Jerry del Missier, Barclays Capital’s president who moved from London to New York in March to bolster its U.S. business and more tightly manage its credit exposures has quickly made a home in America. The 46-year-old, even-tempered Canadian is charged with dramatically expanding the British bank’s revenues in the U.S. by about 20 percent without acquisitions, and his efforts may already be paying off.
For the first time, Barcap has become a top ten player in the U.S. debt capital markets, excluding self-funded deals. The latest Dealogic ranking for the first half of 2008 puts Barcap in the seventh slot, with 228 deals worth $73 billion, good for a 6.27 percent market share. Del Missier believes his firm can become a top five player in investment-grade debt by 2011. “The U.S. market is our biggest opportunity, because this is a two-to-three-year window where you can reposition your business. To not take advantage of that would be a golden opportunity missed,” he says, declining to put a price tag on the rollout.
Del Missier’s plans will get a much-needed boost from Barclays’ £4.5 billion ($9 billion) rights issue announced on June 25. The investment bank will sell 1.58 billion new ordinary shares, with more than half going into the hands of sovereign wealth fund Qatar Investment Authority. China Development Bank and Singapore’s Temasek Holdings will also buy newly issued shares to maintain their percentage holding of all outstanding shares of about 3 percent and 2 percent, respectively.
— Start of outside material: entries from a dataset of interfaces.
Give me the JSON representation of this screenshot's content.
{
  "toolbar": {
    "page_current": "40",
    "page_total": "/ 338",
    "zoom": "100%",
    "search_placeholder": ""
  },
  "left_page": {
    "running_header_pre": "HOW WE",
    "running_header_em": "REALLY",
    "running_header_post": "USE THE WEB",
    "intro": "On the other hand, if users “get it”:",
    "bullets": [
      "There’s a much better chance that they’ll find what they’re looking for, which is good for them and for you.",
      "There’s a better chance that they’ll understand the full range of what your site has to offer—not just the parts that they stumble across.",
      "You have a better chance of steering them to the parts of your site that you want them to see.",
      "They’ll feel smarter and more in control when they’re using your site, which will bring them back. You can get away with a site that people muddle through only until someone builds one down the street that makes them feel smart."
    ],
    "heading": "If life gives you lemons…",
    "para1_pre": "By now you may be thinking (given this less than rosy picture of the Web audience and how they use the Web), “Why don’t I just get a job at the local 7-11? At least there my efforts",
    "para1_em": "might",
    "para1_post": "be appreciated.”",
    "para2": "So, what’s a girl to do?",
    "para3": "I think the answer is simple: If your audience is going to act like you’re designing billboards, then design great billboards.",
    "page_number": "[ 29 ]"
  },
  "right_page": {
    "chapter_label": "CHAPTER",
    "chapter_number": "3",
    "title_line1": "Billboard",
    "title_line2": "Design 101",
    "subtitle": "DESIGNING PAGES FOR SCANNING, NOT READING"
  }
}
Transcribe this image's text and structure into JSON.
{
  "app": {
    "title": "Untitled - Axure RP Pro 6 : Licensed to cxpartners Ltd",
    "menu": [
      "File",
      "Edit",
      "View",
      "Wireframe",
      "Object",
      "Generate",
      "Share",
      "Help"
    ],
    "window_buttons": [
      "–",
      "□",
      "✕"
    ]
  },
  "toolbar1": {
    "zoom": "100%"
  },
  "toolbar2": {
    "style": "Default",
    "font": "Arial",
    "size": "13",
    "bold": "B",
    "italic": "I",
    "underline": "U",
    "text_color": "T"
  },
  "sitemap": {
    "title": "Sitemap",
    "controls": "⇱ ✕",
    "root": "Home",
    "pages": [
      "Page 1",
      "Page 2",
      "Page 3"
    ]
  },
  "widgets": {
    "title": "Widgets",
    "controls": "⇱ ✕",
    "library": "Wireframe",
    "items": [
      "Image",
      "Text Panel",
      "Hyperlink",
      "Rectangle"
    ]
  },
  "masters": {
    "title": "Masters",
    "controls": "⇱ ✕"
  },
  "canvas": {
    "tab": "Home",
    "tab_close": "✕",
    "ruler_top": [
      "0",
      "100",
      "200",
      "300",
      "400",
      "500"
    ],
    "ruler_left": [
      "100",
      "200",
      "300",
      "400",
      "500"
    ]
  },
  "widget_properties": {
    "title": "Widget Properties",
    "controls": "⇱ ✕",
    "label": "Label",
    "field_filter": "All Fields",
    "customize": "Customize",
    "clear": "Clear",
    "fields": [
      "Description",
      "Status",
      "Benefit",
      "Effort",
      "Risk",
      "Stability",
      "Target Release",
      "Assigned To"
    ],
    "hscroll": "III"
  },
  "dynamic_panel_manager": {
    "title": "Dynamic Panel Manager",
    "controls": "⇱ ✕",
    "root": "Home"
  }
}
Half of the funds will be used to pursue growth opportunities in the U.S. and emerging markets.
Del Missier believes Barcap’s diversified book — with profitable foreign exchange and commodities divisions — will help it better compete in the fixed-income market. Commodities revenues grew 20 percent in 2007, while currency revenues grew 60 percent.
To help manage the growth, Barcap plans to boost its staff, doubling the number of managing directors in its corporate investment banking division stateside this year alone. Since January it has made several key hires from banks hit hard by the credit crisis. On May 8 the firm poached Dominic Rispoli from Lehman Brothers, where he was most recently a managing director in the global retail and consumer group. Rispoli now heads Barcap’s coverage for the retail industry. And on June 12, Barcap announced that it had picked up the health care team from Bear, Stearns & Co. Along with Patrick McMullan III, who now heads the unit, Ben Adams, Kevin Clarke and Frank Williams joined as managing directors.
However, questions remain over whether Barcap can attain its goals. This is the latest of several efforts by the firm to grab market share in the U.S.; none of the previous ones have been particularly successful. Barcap’s expansion this time around is predicated on the assumption that one of the worst credit crises in 70 years will largely be resolved within three years — but that’s still up for debate. Brad Hintz, a New York–based senior analyst at asset management firm AllianceBernstein, with $800 billion under management, believes it could take twice that much time for the bank to profit from the business. Because investors can easily price the vanilla debt, the bank’s efforts will pay off only if it leads to more-lucrative business, such as high-yield or structured credit transactions, he says, but both markets are still depressed. “There’s a curious thing about debt underwriting,” asserts Hintz. “If you can use the investment-grade business to get in on an M&A deal, then the business will be profitable.”